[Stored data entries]
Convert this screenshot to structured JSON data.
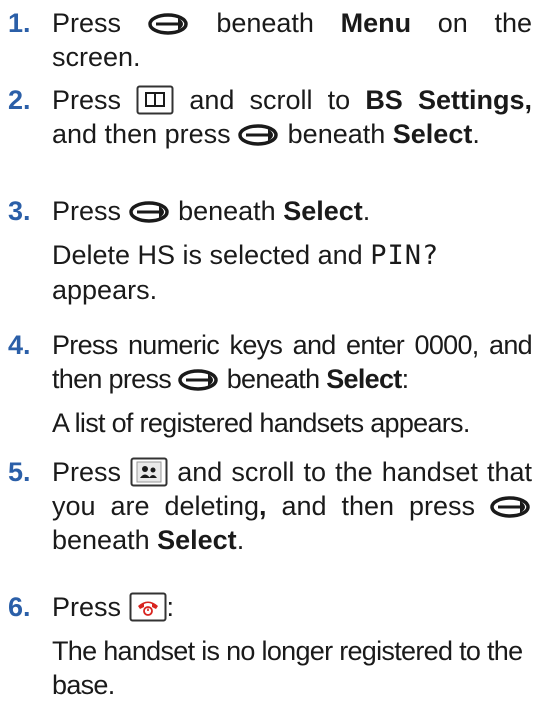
{
  "steps": [
    {
      "num": "1.",
      "a": "Press",
      "b": "beneath",
      "bold1": "Menu",
      "c": "on the screen."
    },
    {
      "num": "2.",
      "a": "Press",
      "b": "and scroll to",
      "bold1": "BS Settings,",
      "c": "and then press",
      "d": "beneath",
      "bold2": "Select",
      "e": "."
    },
    {
      "num": "3.",
      "a": "Press",
      "b": "beneath",
      "bold1": "Select",
      "e": ".",
      "sub1": "Delete HS is selected and",
      "sub_pin": "PIN?",
      "sub2": "appears."
    },
    {
      "num": "4.",
      "a": "Press numeric keys and enter 0000, and then press",
      "b": "beneath",
      "bold1": "Select",
      "e": ":",
      "sub": "A list of registered handsets appears."
    },
    {
      "num": "5.",
      "a": "Press",
      "b": "and scroll to the handset that you are deleting",
      "bold1": ",",
      "c": "and then press",
      "d": "beneath",
      "bold2": "Select",
      "e": "."
    },
    {
      "num": "6.",
      "a": "Press",
      "e": ":",
      "sub": "The handset is no longer registered to the base."
    }
  ],
  "icons": {
    "soft_key": "soft-key-icon",
    "menu_book": "phonebook-key-icon",
    "handset_list": "handset-list-key-icon",
    "end_call": "end-call-key-icon"
  },
  "colors": {
    "step_number": "#2b5fa8",
    "end_call_red": "#d8231e",
    "icon_dark": "#1a1a1a"
  }
}
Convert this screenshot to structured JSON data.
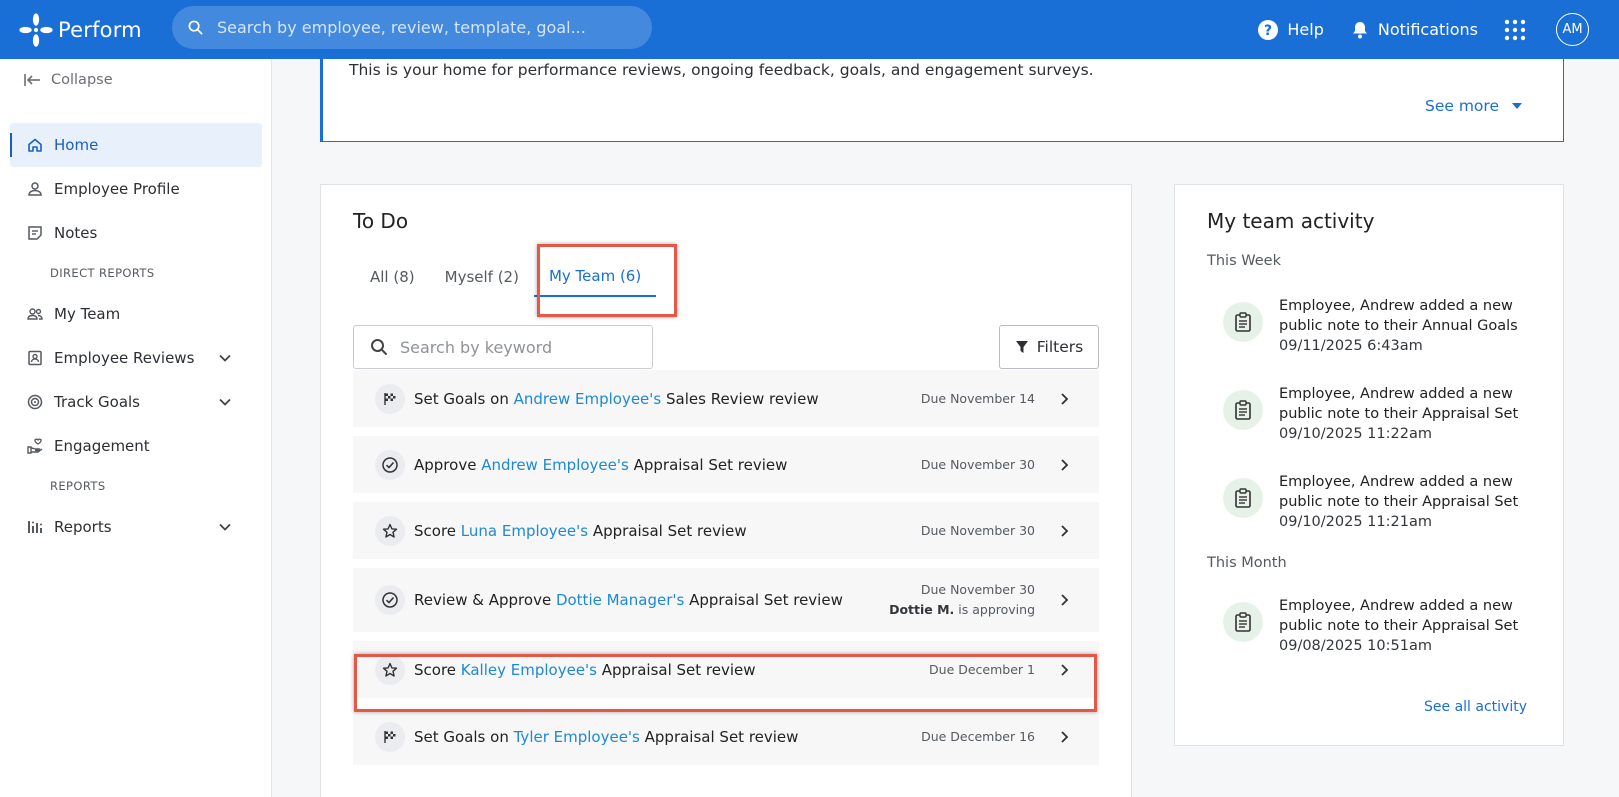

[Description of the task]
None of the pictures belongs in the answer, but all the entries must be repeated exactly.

[Solution to this task]
Convert this screenshot to structured JSON data.
{
  "steps": [
    {
      "num": "1.",
      "a": "Press",
      "b": "beneath",
      "bold1": "Menu",
      "c": "on the screen."
    },
    {
      "num": "2.",
      "a": "Press",
      "b": "and scroll to",
      "bold1": "BS Settings,",
      "c": "and then press",
      "d": "beneath",
      "bold2": "Select",
      "e": "."
    },
    {
      "num": "3.",
      "a": "Press",
      "b": "beneath",
      "bold1": "Select",
      "e": ".",
      "sub1": "Delete HS is selected and",
      "sub_pin": "PIN?",
      "sub2": "appears."
    },
    {
      "num": "4.",
      "a": "Press numeric keys and enter 0000, and then press",
      "b": "beneath",
      "bold1": "Select",
      "e": ":",
      "sub": "A list of registered handsets appears."
    },
    {
      "num": "5.",
      "a": "Press",
      "b": "and scroll to the handset that you are deleting",
      "bold1": ",",
      "c": "and then press",
      "d": "beneath",
      "bold2": "Select",
      "e": "."
    },
    {
      "num": "6.",
      "a": "Press",
      "e": ":",
      "sub": "The handset is no longer registered to the base."
    }
  ],
  "icons": {
    "soft_key": "soft-key-icon",
    "menu_book": "phonebook-key-icon",
    "handset_list": "handset-list-key-icon",
    "end_call": "end-call-key-icon"
  },
  "colors": {
    "step_number": "#2b5fa8",
    "end_call_red": "#d8231e",
    "icon_dark": "#1a1a1a"
  }
}
Convert this screenshot to structured JSON data.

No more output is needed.